I wonder if I should even be writing about this to you. I know after you read this you will kindly, and maybe even urgently, advise me to stop this silly nonsense of driving in
So it’s like this: In the West we drive on the right side. In
Rules of size. Yes, the bigger you are the more status you have on the roads. Hence, if you are driving a large truck or bus you rule. Only military vehicles take precedence over everyone else. So I’m driving down the road just outside of Barmer and a truck ahead, coming towards me, is passing a cart. The truck coming right at me flashes his lights and I am forced to the side shoulder (that is if there is one, or it is not being taken up by a cow or people). This is typical and that’s why you watch for what is in front of you. So it’s military vehicles, trucks and busses first, and then cars and then motor cycles, followed by bicycles, carts (of all type, ie: camel, oxen, goat, horse, donkey, and humans). At the bottom of the list is people, they have no rights but you don’t want to hit them either. One great exception to all of the above, never hit a cow. You’d be better off to hit a person than a cow, I have been told this many times, so I have to believe it. Recall, there are more cows in Rajasthan than people. Maybe that’s because they are less likely to be involved in a traffic accident.

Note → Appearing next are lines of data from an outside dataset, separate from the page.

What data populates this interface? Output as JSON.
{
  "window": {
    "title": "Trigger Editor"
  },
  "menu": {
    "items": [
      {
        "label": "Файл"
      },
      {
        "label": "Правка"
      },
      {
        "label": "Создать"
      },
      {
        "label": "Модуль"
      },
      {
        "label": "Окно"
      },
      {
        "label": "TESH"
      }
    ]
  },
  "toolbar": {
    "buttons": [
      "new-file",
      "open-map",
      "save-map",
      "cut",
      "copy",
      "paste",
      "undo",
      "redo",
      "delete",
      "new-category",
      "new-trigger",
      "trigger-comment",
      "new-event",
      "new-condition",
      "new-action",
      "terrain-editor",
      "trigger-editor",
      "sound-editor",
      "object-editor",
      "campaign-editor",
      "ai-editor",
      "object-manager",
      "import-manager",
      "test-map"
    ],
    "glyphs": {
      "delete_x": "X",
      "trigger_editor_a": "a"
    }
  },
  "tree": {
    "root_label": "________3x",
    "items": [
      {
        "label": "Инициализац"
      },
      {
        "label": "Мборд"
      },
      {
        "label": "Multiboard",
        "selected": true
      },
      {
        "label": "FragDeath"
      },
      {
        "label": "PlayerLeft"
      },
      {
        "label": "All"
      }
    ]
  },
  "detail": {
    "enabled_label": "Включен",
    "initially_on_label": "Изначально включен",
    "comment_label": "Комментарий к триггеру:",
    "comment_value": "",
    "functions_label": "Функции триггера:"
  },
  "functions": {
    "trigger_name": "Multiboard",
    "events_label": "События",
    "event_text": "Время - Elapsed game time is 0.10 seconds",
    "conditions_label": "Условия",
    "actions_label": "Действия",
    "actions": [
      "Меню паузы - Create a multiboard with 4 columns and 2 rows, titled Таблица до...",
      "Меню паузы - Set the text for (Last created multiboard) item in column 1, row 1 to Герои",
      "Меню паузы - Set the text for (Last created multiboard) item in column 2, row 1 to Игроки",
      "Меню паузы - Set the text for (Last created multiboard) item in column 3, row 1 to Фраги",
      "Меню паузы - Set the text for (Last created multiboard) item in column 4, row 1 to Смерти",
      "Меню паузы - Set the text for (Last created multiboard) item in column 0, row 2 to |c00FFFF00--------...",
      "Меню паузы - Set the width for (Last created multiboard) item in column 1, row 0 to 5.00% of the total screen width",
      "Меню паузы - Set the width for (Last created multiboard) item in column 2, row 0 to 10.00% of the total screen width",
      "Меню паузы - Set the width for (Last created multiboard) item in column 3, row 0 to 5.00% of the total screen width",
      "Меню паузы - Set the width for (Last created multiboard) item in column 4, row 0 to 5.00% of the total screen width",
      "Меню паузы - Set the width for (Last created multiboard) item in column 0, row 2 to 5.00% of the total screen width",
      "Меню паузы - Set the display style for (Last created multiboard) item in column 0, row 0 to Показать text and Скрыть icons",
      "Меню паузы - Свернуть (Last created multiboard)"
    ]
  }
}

Breakfast of Indians
The Sharma’s (Satish [father], Pawan [mother], Supriya [daughter 20yo], Kushboo [daughter 17yo] and Niku [son 11yo] who were my neighbours until recently invited me to breakfast at their new home. It was rice with assorted vegetables mixed together (including hot chilli peppers) and coffee. I’ve had this before at Vishal’s house and elsewhere. It’s good but I’m not that fond of this for breakfast. Let’s just call it a cultural difference. So I invited them for breakfast, Canadian style. As it was easier for me to go to their house than the lot of them come to me, I packed up bag with all the ingredients I needed and biked over to their house through the sewage lakes (a.k.a. streets). The typical Canadian breakfast I presented to them was porridge (oats) with slices of mango and bananas and an optional sweet lassie, plus coffee (Indian style). No maple syrup available. I didn’t actually make the breakfast, Pawanji would not let me in her kitchen, so I just gave her instructions on how to make the porridge (with salt and sugar). I also brought my own bowls and spoons for them as I knew they didn’t have these, so we all sat and ate porridge with cut fruit on top. Pawanju ate in the kitchen. They said it was tasty. Oats in Hindi is Javi.
Pass carefully. Driver spits. (that’s another thing to watch for.)